Work required
If a line in the entries below includes "handle", show that line.

◇ ◇ ◇ ◇ ◇

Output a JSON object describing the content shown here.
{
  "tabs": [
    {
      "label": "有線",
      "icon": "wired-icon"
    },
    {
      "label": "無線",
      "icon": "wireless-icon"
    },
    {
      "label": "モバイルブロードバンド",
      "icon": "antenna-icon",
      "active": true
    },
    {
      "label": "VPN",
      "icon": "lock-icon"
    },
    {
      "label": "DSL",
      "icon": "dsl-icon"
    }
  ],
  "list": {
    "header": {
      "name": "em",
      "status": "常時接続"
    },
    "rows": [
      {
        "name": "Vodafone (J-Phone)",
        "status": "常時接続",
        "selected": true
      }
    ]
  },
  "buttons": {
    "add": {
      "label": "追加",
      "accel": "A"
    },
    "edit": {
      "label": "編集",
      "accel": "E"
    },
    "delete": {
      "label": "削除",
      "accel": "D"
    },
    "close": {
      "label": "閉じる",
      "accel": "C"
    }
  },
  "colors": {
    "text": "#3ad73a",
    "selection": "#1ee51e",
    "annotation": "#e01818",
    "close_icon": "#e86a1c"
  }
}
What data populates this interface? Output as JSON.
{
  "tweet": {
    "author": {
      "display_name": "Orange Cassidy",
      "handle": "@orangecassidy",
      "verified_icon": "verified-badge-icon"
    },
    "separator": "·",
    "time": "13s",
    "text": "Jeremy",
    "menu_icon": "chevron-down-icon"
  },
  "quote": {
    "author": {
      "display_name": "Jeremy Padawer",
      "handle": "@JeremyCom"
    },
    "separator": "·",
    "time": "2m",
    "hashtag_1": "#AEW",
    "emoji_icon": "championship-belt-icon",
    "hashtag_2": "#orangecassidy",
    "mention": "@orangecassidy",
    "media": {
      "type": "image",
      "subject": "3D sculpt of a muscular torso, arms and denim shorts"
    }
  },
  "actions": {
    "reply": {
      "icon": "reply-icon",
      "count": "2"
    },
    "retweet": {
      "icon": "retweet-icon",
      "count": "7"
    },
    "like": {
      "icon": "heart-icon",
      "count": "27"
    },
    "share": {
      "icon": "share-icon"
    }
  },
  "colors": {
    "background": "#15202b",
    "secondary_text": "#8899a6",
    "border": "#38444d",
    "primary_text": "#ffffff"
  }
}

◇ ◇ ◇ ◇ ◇

Task answer
      "handle": "@orangecassidy",
      "handle": "@JeremyCom"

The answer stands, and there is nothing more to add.